Limited haplotype diversity underlies polygenic trait architecture across 70 years of wheat breeding
Background: Selection has dramatically shaped genetic and phenotypic variation in bread wheat. We can assess the genomic basis of historical phenotypic changes, and the potential for future improvement, using experimental populations that attempt to undo selection through the randomizing effects of recombination. Results: We bred the NIAB Diverse MAGIC multi-parent population comprising over 500 recombinant inbred lines, descended from sixteen historical UK bread wheat varieties released between 1935 and 2004. We sequence the founders’ genes and promoters by capture, and the MAGIC population by low-coverage whole-genome sequencing. We impute 1.1 M high-quality SNPs that are over 99% concordant with array genotypes.
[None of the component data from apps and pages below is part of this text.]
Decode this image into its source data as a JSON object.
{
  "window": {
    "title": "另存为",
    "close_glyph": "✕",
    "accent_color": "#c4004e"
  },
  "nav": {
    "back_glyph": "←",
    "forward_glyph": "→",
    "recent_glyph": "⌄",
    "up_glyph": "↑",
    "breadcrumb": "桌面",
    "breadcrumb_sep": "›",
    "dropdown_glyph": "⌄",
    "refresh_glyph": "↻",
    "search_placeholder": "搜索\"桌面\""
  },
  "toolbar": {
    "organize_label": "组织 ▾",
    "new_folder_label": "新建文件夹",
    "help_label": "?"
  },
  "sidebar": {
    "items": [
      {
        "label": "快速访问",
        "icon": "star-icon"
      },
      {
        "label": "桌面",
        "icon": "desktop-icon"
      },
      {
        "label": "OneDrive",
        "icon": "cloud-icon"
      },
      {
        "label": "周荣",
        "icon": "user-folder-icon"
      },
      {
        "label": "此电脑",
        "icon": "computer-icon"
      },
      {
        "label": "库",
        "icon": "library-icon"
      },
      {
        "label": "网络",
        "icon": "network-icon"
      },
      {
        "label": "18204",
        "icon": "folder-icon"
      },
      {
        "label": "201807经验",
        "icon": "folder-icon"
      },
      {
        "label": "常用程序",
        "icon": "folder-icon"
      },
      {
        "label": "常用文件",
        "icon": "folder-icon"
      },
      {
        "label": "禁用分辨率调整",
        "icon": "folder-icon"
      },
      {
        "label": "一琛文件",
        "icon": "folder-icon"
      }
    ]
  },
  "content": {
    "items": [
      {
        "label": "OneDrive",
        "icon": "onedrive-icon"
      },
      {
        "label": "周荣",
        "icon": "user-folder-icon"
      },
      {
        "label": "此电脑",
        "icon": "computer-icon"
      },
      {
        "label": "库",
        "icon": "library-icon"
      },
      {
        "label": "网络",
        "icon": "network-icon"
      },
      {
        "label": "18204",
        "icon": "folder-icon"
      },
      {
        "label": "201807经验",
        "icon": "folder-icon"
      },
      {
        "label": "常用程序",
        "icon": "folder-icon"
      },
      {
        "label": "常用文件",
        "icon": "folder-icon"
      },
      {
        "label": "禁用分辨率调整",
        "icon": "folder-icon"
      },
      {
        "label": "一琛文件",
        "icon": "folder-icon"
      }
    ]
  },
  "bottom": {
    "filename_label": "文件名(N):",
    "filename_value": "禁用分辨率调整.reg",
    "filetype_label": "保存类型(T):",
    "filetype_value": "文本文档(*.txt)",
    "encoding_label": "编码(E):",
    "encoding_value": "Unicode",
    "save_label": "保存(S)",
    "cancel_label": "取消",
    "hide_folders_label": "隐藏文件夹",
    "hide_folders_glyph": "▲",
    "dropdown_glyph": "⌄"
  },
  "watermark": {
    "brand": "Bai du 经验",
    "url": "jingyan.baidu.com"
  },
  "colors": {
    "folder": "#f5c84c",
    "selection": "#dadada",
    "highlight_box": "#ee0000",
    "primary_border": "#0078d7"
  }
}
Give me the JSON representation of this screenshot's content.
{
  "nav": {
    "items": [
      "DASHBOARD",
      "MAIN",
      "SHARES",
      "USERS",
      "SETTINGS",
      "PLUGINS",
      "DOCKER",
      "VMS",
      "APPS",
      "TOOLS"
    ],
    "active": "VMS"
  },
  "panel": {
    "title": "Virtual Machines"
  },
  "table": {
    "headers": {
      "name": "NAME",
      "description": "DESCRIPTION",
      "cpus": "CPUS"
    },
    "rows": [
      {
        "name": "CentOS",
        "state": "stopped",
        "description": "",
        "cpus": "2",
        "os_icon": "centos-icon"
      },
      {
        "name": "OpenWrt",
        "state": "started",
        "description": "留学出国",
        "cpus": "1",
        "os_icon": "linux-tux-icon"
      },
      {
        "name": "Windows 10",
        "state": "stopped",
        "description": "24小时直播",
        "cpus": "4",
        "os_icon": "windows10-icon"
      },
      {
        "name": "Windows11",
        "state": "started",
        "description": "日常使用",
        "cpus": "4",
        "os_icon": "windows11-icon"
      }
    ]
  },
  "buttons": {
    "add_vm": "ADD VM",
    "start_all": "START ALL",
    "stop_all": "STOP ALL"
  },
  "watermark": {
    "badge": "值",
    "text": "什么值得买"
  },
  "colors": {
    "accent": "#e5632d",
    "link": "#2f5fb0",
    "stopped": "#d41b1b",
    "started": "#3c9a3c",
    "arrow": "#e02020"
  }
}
Imputation accuracy only marginally improves when including the founders’ genomes as a haplotype reference panel. Despite capturing 73% of global wheat genetic polymorphism, 83% of genes cluster into no more than three haplotypes. We phenotype 47 agronomic traits over 2 years and map 136 genome-wide significant associations, concentrated at 42 genetic loci with large and often pleiotropic effects. Around half of these overlap known quantitative trait loci. Most traits exhibit extensive polygenicity, as revealed by multi-locus shrinkage modelling. Conclusions: Our results are consistent with a gene pool of low haplotypic diversity, containing few novel loci of large effect. Most past, and projected future, phenotypic changes arising from existing variation involve fine-scale shuffling of a few haplotypes to recombine dozens of polygenic alleles of small effect. Moreover, extensive pleiotropy means selection on one trait will have unintended consequences, exemplified by the negative trade-off between yield and protein content, unless selection and recombination can break unfavorable trait-trait associations.